Twitter may keep track of how you interact with links across our Services, including our email notifications, third-party services, and client applications, by redirecting clicks or through other means. We do this to help improve our Services, to provide more relevant advertising, and to be able to share aggregate click statistics such as how many times a particular link was clicked on.This is perhaps troubling, but then again we don't actually believe that anything we do online is un-tracked or truly private, do we? Even when Twitter provides the directions for how to opt out of tracking, this doesn't mean that what I do becomes purely private. Likewise, I don't like how Twitpic defaults to "Set Location" whenever I go to upload an image to Twitter, but I don't believe that by un-selecting the radio button it actually forgets where I was when I uploaded said image. Everything I do online is stamped or tracked, by one agent or device or another. This aspect of the internet can tend to produce paranoia and anxiety about breaches of privacy. But the truth is that we live in an age of tracking, and we are thoroughly implicated in it.
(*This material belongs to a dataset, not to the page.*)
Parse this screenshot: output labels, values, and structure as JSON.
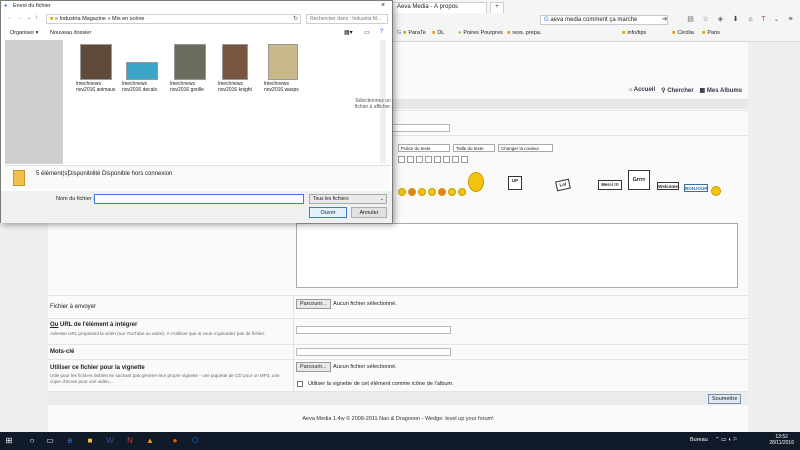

Consider this week's charming New Orleans story by Thomas Beller (in the "Page Turner" column of the New Yorker online) to see how pervasive tracking is. In this story the writer has his iPhone stolen in broad daylight by some kids; Beller cleverly uses the "find-my-phone app" to track his phone—and thus also the moving target of the young thieves escaping by bicycle. Beller goes on heroically to pursue (on a Vespa, no less) his iPhone, tracking it on the screen of his wife's iPhone, and eventually ending up in an abandoned lot near the Mississippi River. I won't spoil the end of the story, here—it's well told and worth the read. But the reason I bring up this nonfiction narrative is to highlight how the author evokes new media tracking technologies as routine and normal—and yet at the same time as a covert and power-laden practice: for the boys who stole the phone appear utterly unaware that they have been tracked by AT&T and its so-called private consumer.
And this takes me to Jennifer Egan's wonderful new piece of short fiction, "Black Box"—a story written as a sequence of Twitter messages, such that every sentence/paragraph is under 140 characters. The story appears in this week's New Yorker (the Science Fiction issue), and it's worth reading in the paper edition of the magazine if only to see how the editors have attempted to do justice to the new media form in a paper format. But beyond its formal experimentation, it's also a speculative story about tracking, about how near future humans (patriots, especially) might be placed under constant internal surveillance and geo-location monitoring. It would be a great story to teach alongside some Foucault—it's all about bio-power and governmentality.
Which leads me to teaching. Over this summer I want to think about ways to integrate Twitter into my classes next year. Twitter is rife with creative, literary, and theoretical possibilities—and so many writers and critics use it on a day-to-day basis. It would be interesting to have students follow a the feeds of a few writers or critics over the course of the semester, and then describe the various rhetorical shapes that different Twitter feeds can take. And I like the idea of assigning Twitter essays, or 'papers' comprised of a stream of Twitter messages: to be successful, the form requires very disciplined thinking, on the spot revisions, and direct prose. Don't get me wrong: I'm not saying that Twitter is the apex of communication or art, or that it rises above other forms of social media. But it is a compelling contemporary form of personal expression (if also tracking), one that should not be dismissed out of hand. I never would have guessed that Cinnabon would be watching me, or that I would unknowingly hail Cinnabon's watching me into existence.